Once upon a time my dad bought me a set of Encyclopedia Brittanicas. Even with his college perfessor’s discount, they were a substantial chunk of change, but I made good use of them. Decades went by, the Internet broke out of Darpa and begat The Web, and gradually I found them less useful. Eventually, two years went by and I hadn’t consulted them at all. Since I’m trying to get my library down to 500 volumes (don’t hold your breath), I decided to get rid of them. Aware of the book-sale rule, I threw them out myself, a couple volumes a week so the trash truck crane would be able to lift the bin.

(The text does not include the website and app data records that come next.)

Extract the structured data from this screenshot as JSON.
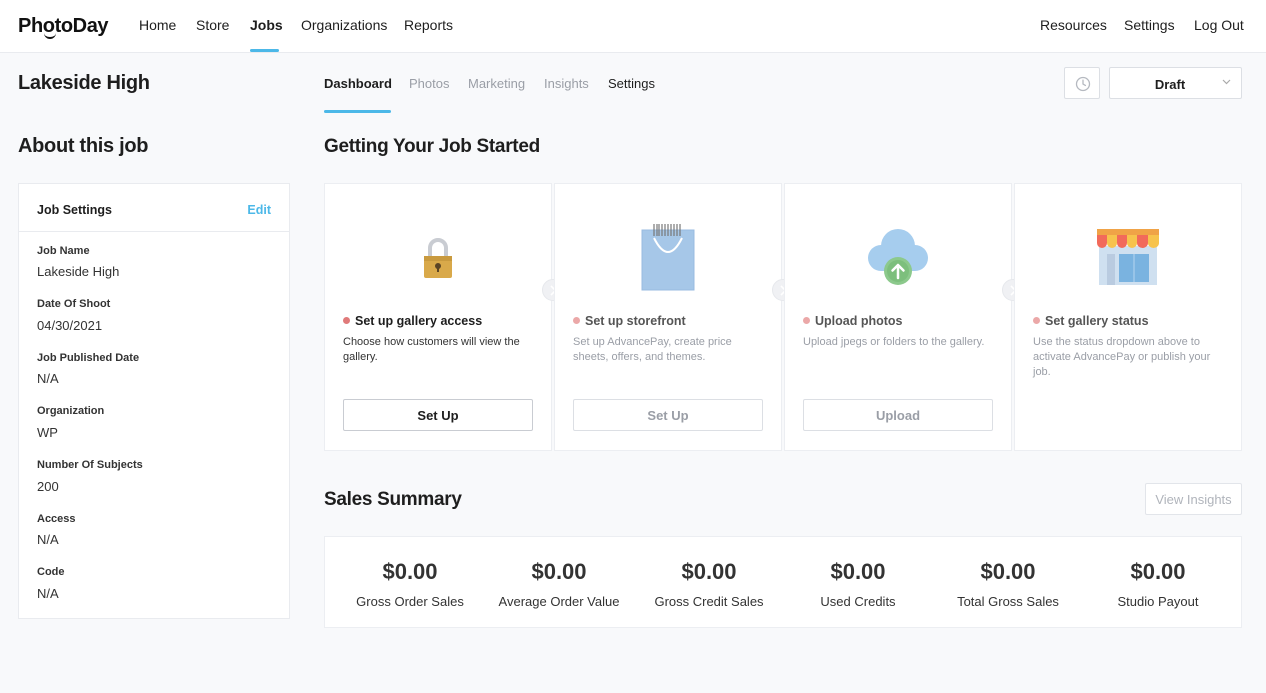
{
  "brand": {
    "name": "PhotoDay",
    "accent": "#4cb8e8",
    "step_dot": "#e07a7a"
  },
  "topnav": {
    "left": [
      "Home",
      "Store",
      "Jobs",
      "Organizations",
      "Reports"
    ],
    "active": "Jobs",
    "right": [
      "Resources",
      "Settings",
      "Log Out"
    ]
  },
  "job": {
    "title": "Lakeside High"
  },
  "about": {
    "title": "About this job",
    "card_title": "Job Settings",
    "edit_label": "Edit",
    "fields": [
      {
        "label": "Job Name",
        "value": "Lakeside High"
      },
      {
        "label": "Date Of Shoot",
        "value": "04/30/2021"
      },
      {
        "label": "Job Published Date",
        "value": "N/A"
      },
      {
        "label": "Organization",
        "value": "WP"
      },
      {
        "label": "Number Of Subjects",
        "value": "200"
      },
      {
        "label": "Access",
        "value": "N/A"
      },
      {
        "label": "Code",
        "value": "N/A"
      }
    ]
  },
  "subnav": {
    "tabs": [
      "Dashboard",
      "Photos",
      "Marketing",
      "Insights",
      "Settings"
    ],
    "active": "Dashboard"
  },
  "status_select": {
    "value": "Draft",
    "icon": "clock-icon"
  },
  "getting_started": {
    "title": "Getting Your Job Started",
    "steps": [
      {
        "icon": "lock-icon",
        "title": "Set up gallery access",
        "desc": "Choose how customers will view the gallery.",
        "button": "Set Up"
      },
      {
        "icon": "shopping-bag-icon",
        "title": "Set up storefront",
        "desc": "Set up AdvancePay, create price sheets, offers, and themes.",
        "button": "Set Up"
      },
      {
        "icon": "cloud-upload-icon",
        "title": "Upload photos",
        "desc": "Upload jpegs or folders to the gallery.",
        "button": "Upload"
      },
      {
        "icon": "storefront-icon",
        "title": "Set gallery status",
        "desc": "Use the status dropdown above to activate AdvancePay or publish your job.",
        "button": ""
      }
    ]
  },
  "sales": {
    "title": "Sales Summary",
    "view_insights": "View Insights",
    "metrics": [
      {
        "value": "$0.00",
        "label": "Gross Order Sales"
      },
      {
        "value": "$0.00",
        "label": "Average Order Value"
      },
      {
        "value": "$0.00",
        "label": "Gross Credit Sales"
      },
      {
        "value": "$0.00",
        "label": "Used Credits"
      },
      {
        "value": "$0.00",
        "label": "Total Gross Sales"
      },
      {
        "value": "$0.00",
        "label": "Studio Payout"
      }
    ]
  }
}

If it had been practical for me to wrap them in plastic and put them in a cave in the desert somewhere, I certainly would have. I wouldn’t be surprised if a dozen people a year around the world do just that when they can’t bear to throw them out. But in any case their disposition had fallen to me; I couldn’t ask anyone else to do it. And as I did so, I thought about my father, and about information, and about the future. It was a contemplative task. It felt like a slow, Viking funeral pyre.
National Geographics, and indeed all my magazines, I handle differently. I put stickers on them that say; “Reduce, Re-use, Recycle: you can keep this magazine if you want” and donate them to the hospital auxiliary for waiting rooms. I’ve spent enough time in hospitals to know how valuable a long, interesting article that you can take with you to the next room, or even to take home, can be. (Of course I asked first, to be sure I wasn’t making wrong assumptions, and the auxiliary volunteers tell me they’re very happy for the donations.)
In the long run they still get thrown out, but after more people read them, which seems fitting.
- What’s cooler than a weighty compendium of organized human knowledge? A searchable, weightless, nearly limitless compendium of human knowledge, plus videos of cats in boxes.
- I’ve been avoiding library book sales too for the last several years.